Leadership problems aside, there could be 100,000 CFP licensees by 2010.

For an organization that can't find the right CEO, the CFP Board of Standards still has a lot to crow about. The news that the CFP Board's CEO, Louis Garday, resigned only two years after taking the position brought the professional regulatory organization (PRO), which was striving to lower its profile, back into the news.

If Garday's surprise resignation put a spotlight back on the PRO and created an initial impression of an organization in turmoil, the bright lights also reveal how far the mark has come in the last three years. In particular, CFP Board Chair Rick Adkins believes that by the year 2010 there could be more than 75,000 CFP licensees in the United States, or nearly double the number in 2000. Indeed, Adkins thinks that 100,000 American CFP licensees by 2010 is conceivable. Outside the United States, even faster growth is expected.

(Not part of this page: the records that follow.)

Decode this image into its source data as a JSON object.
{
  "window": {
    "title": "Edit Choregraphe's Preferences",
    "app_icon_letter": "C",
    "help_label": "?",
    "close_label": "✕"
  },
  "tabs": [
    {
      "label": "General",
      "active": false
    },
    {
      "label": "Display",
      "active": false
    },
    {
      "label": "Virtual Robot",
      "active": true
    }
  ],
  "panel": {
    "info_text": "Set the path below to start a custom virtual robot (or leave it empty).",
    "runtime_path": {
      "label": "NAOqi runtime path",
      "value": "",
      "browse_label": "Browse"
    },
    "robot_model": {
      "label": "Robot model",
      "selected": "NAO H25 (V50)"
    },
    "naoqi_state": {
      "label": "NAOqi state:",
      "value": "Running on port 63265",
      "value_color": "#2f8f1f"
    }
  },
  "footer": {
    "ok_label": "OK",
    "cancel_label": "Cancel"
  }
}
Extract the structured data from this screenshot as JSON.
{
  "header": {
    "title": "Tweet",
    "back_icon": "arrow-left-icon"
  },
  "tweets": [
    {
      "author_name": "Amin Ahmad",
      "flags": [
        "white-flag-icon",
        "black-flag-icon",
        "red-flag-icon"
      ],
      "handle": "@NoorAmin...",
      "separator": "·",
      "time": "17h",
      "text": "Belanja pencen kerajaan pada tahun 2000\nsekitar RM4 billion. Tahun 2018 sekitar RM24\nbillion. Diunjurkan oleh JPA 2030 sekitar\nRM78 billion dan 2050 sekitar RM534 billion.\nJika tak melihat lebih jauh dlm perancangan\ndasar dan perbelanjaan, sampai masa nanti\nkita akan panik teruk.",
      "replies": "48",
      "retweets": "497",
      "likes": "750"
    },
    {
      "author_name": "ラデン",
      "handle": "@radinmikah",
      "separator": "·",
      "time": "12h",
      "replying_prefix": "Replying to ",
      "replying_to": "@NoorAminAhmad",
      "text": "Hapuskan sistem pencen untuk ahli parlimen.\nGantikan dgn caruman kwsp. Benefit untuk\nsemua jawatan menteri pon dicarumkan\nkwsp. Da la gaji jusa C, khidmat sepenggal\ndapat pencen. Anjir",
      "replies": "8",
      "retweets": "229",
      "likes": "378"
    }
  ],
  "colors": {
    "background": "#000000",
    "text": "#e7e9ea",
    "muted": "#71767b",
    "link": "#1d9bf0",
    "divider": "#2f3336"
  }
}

If his estimate proves accurate, the CFP mark is likely to emerge as a force to be reckoned with in ways that it has not been in the past. Allied financial professionals, government regulators and others would be compelled to take the designation seriously. Adkins notes that the number of CFP licensees grew 6.4% in 2001 and 7.6% in 2002. "This year it could be closer to 12%," he says. For the rest of the decade, an 8% to 10% growth rate is reasonable, he thinks. That projection is based on taking the rising enrollments in university CFP programs and combining them with historical data on how many students complete the program and obtain the designation, among other factors. This past February, about 2,000 individuals took the CFP exam, up from about 1,200 people in the same period a year earlier. There are currently about 43,000 licensees.

The accelerating growth rate of the CFP universe refutes the logic behind the CFP Board's ill-fated proposal in 1999 to develop a related, less rigorous designation it called Associate CFP. Worried that the number of licensees was not growing fast enough partly because the CFP exam had increased its level of difficulty, board members saw a new "CFP lite" designation as the answer to its problem. Without such a vehicle, they argued, the CFP mark was in danger of being marginalized. But the PRO blundered by billing the proposed new designation as a vehicle primarily for brokers at wirehouses, outraging existing licensees who viewed it as a sellout by the board and an attempt to dramatically expand the PRO's power base and revenues while diluting the credibility of the CFP mark.

Had the board tried to market "CFP lite" as a way for young people to get their feet in the door and proceed toward the CFP mark, the proposal might not have elicited the indignation it did. But to outsiders, then-CEO Robert Goss and other members of the board appeared obsessed with coming up with a vehicle to convince giant financial institutions to buy into the CFP process and "bring them inside the tent." Treating existing licensees as a constituency to which it held no obligation-the PRO claims its mission is "to protect" the public-almost proved to be its undoing.

After several months of licensee outrage and threats, the board conceded it made a mistake and withdrew the proposed new designation. That concession in 1999 came only after then-CFP Board Chair Harold Evensky and Chair-Elect Patti Houlihan argued intensely with Goss that to do anything less would leave the organization with an irreparable credibility problem. Seven months later at a board meeting in May 2000, Goss, the longtime executive director and CEO of the CFP Board who was credited with making the designation respectable, stunned the board and resigned in the midst of a sweeping reorganization initiated by Houlihan. "It was like he was reading his own obituary," recalled one board member.

Suddenly, the entire CFP community was forced to reflect on Goss' achievements. Despite his infuriatingly bureaucratic communications style, those achievements were staggering. In ten years, the CFP mark had morphed from a mail-order certificate to a professional designation respected by regulators of the nation's financial markets.

Goss' departure resulted in a yearlong search for a successor. During that year, the PRO also reorganized its operations, shrinking the size of the board itself to make it less unwieldy, and attempting to rebuild its credibility with licensees by opening up its once sequestered deliberations to the public. Several CFP Board members also spent 13 months conducting a search for Goss' replacement, hiring an executive search firm to narrow down the choices for it.

But the ghosts from the CFP lite fiasco still loomed large. In 2001 when Adkins was named chair of the board, a position that many agreed he was more temperamentally suited for than his predecessors, he was asked what his goals were. "Don't do anything stupid," he replied. For the CFP Board, that would be a minor achievement.

The PRO eventually decided upon Lou Garday, a successful real estate executive and investment banker who seemed about as different from Goss in style and temperament as possible. While Garday brought a lot of enthusiasm and business experience to the position, he lacked much of a background in the nonprofit world.